The Bhagavad Gita 3.25
सक्ता: कर्मण्यविद्वांसो यथा कुर्वन्ति भारत |
yathā kurvanti bhārata
kuryād vidvāṁs tathāsaktaś
The ignorant work for their own profit, Arjuna;
the wise work for the welfare of the world,
without thought for themselves.
(The Bhagavad Gita, Eknath Easwaran)
When we look at translations of The Bhagavad Gita we will find that that each verse usually includes interpretative comment rather than merely sticking faithfully to a direct translation of the Sanskrit. This is because meaning-making is both part of what it means to be human and a direct fruit of studying The Gita and making it practical wisdom for our lives.

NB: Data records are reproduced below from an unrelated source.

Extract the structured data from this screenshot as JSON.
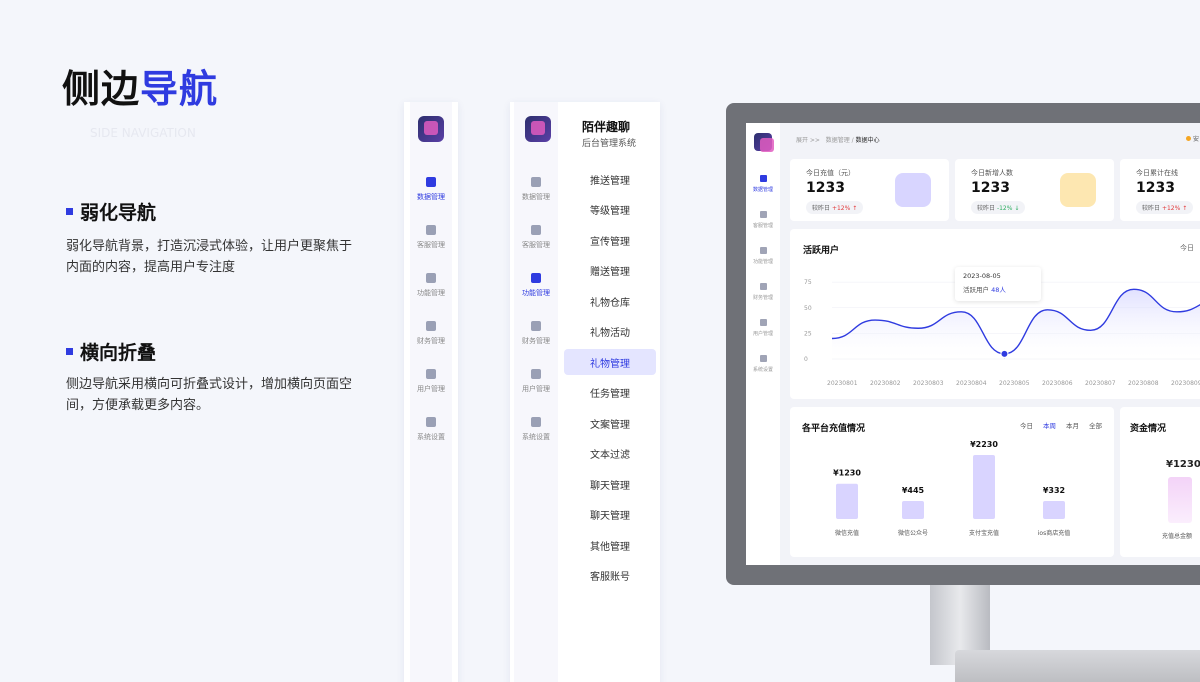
{
  "page": {
    "title_plain": "侧边",
    "title_highlight": "导航",
    "subtitle": "SIDE NAVIGATION"
  },
  "sections": [
    {
      "heading": "弱化导航",
      "body": "弱化导航背景，打造沉浸式体验，让用户更聚焦于内面的内容，提高用户专注度"
    },
    {
      "heading": "横向折叠",
      "body": "侧边导航采用横向可折叠式设计，增加横向页面空间，方便承载更多内容。"
    }
  ],
  "rail_nav": [
    {
      "label": "数据管理",
      "icon": "chart-icon",
      "active": true
    },
    {
      "label": "客服管理",
      "icon": "support-icon",
      "active": false
    },
    {
      "label": "功能管理",
      "icon": "function-icon",
      "active": false
    },
    {
      "label": "财务管理",
      "icon": "finance-icon",
      "active": false
    },
    {
      "label": "用户管理",
      "icon": "user-icon",
      "active": false
    },
    {
      "label": "系统设置",
      "icon": "settings-icon",
      "active": false
    }
  ],
  "expanded_panel": {
    "app_name": "陌伴趣聊",
    "app_subtitle": "后台管理系统",
    "rail": [
      {
        "label": "数据管理",
        "icon": "chart-icon",
        "active": false
      },
      {
        "label": "客服管理",
        "icon": "support-icon",
        "active": false
      },
      {
        "label": "功能管理",
        "icon": "function-icon",
        "active": true
      },
      {
        "label": "财务管理",
        "icon": "finance-icon",
        "active": false
      },
      {
        "label": "用户管理",
        "icon": "user-icon",
        "active": false
      },
      {
        "label": "系统设置",
        "icon": "settings-icon",
        "active": false
      }
    ],
    "menu": [
      {
        "label": "推送管理",
        "active": false
      },
      {
        "label": "等级管理",
        "active": false
      },
      {
        "label": "宣传管理",
        "active": false
      },
      {
        "label": "赠送管理",
        "active": false
      },
      {
        "label": "礼物仓库",
        "active": false
      },
      {
        "label": "礼物活动",
        "active": false
      },
      {
        "label": "礼物管理",
        "active": true
      },
      {
        "label": "任务管理",
        "active": false
      },
      {
        "label": "文案管理",
        "active": false
      },
      {
        "label": "文本过滤",
        "active": false
      },
      {
        "label": "聊天管理",
        "active": false
      },
      {
        "label": "聊天管理",
        "active": false
      },
      {
        "label": "其他管理",
        "active": false
      },
      {
        "label": "客服账号",
        "active": false
      }
    ]
  },
  "dashboard": {
    "breadcrumb_home": "展开 >>",
    "breadcrumb_parent": "数据管理",
    "breadcrumb_sep": "/",
    "breadcrumb_current": "数据中心",
    "top_right": "安",
    "side": [
      {
        "label": "数据管理",
        "active": true
      },
      {
        "label": "客服管理",
        "active": false
      },
      {
        "label": "功能管理",
        "active": false
      },
      {
        "label": "财务管理",
        "active": false
      },
      {
        "label": "用户管理",
        "active": false
      },
      {
        "label": "系统设置",
        "active": false
      }
    ],
    "kpis": [
      {
        "label": "今日充值（元）",
        "value": "1233",
        "compare": "较昨日",
        "delta": "+12%",
        "trend": "up"
      },
      {
        "label": "今日新增人数",
        "value": "1233",
        "compare": "较昨日",
        "delta": "-12%",
        "trend": "down"
      },
      {
        "label": "今日累计在线",
        "value": "1233",
        "compare": "较昨日",
        "delta": "+12%",
        "trend": "up"
      }
    ],
    "active_users": {
      "title": "活跃用户",
      "range_label": "今日",
      "tooltip_date": "2023-08-05",
      "tooltip_label": "活跃用户",
      "tooltip_value": "48人"
    },
    "recharge": {
      "title": "各平台充值情况",
      "filters": [
        "今日",
        "本周",
        "本月",
        "全部"
      ],
      "active_filter": "本周"
    },
    "funds": {
      "title": "资金情况",
      "value": "¥1230",
      "label": "充值总金额"
    }
  },
  "chart_data": [
    {
      "type": "area",
      "title": "活跃用户",
      "x": [
        "20230801",
        "20230802",
        "20230803",
        "20230804",
        "20230805",
        "20230806",
        "20230807",
        "20230808",
        "20230809"
      ],
      "values": [
        20,
        38,
        30,
        46,
        5,
        48,
        28,
        68,
        46,
        58
      ],
      "yticks": [
        0,
        25,
        50,
        75
      ],
      "ylim": [
        0,
        80
      ],
      "highlight_index": 4,
      "color": "#2f3be0"
    },
    {
      "type": "bar",
      "title": "各平台充值情况",
      "categories": [
        "微信充值",
        "微信公众号",
        "支付宝充值",
        "ios商店充值"
      ],
      "values": [
        1230,
        445,
        2230,
        332
      ],
      "value_labels": [
        "¥1230",
        "¥445",
        "¥2230",
        "¥332"
      ],
      "color": "#d9d4ff"
    }
  ],
  "colors": {
    "accent": "#2f3be0",
    "active_bg": "#e4e5ff",
    "up": "#e23b3b",
    "down": "#2fae62"
  }
}
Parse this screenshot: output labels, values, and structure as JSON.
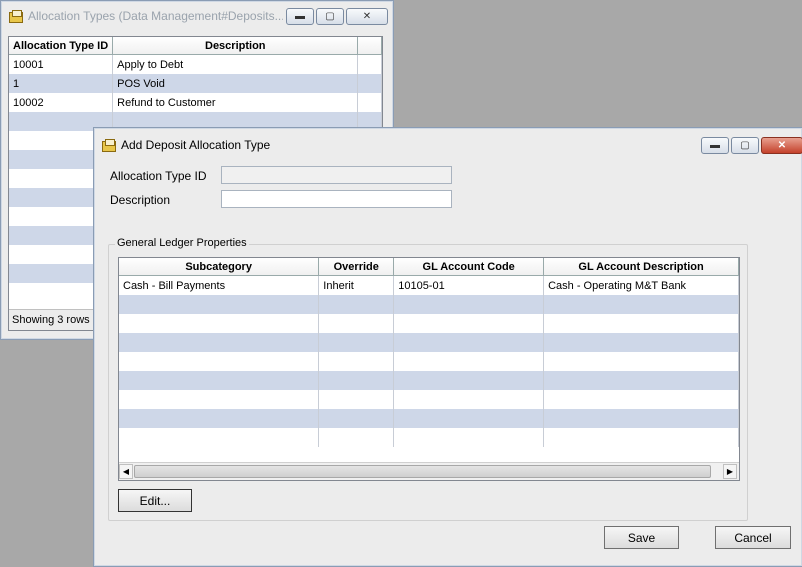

This verse occurs in the chapter on karma yoga (the yoga of action). This chapter is a turning point in the story. Arjuna’s distress has meant that he has not yet been able to engage with lofty teachings about the nature of his immortal soul. He has a dilemma and he wants some practical advice about what his next step should be. This means that Arjuna stays fully grounded in the reality of his situation and resists ‘spiritual bypassing’. Spiritual bypassing in yoga happens when we try and get away from our pain by trying to solve our problems through philosophical explanation alone.
Arjuna learns from Krishna that wisdom lies in ‘unattached’ action. This unattached action is action ‘intended to maintain the holding together of the world’ (loka-saṁgraham).
Living through a pandemic reveals to us how easily the world can fall apart. We are intensely living the truth of the teachings about prakṛti. Material things do not endure forever and when they fall apart the consequences can be very big, especially for those who have little health, little income, little community or little opportunity.
Questions for reflection:
- How are you feeling as the world goes through these immense changes?
- What are you doing to help hold the world together in these times?
- When has spiritual bypassing been a temptation?
- How are you going beyond your own circle and giving some of your time and energy to those who have little?
Commentary and questions contributed by: Helena del Pino
Photo: Jahii Clouseau from Pexels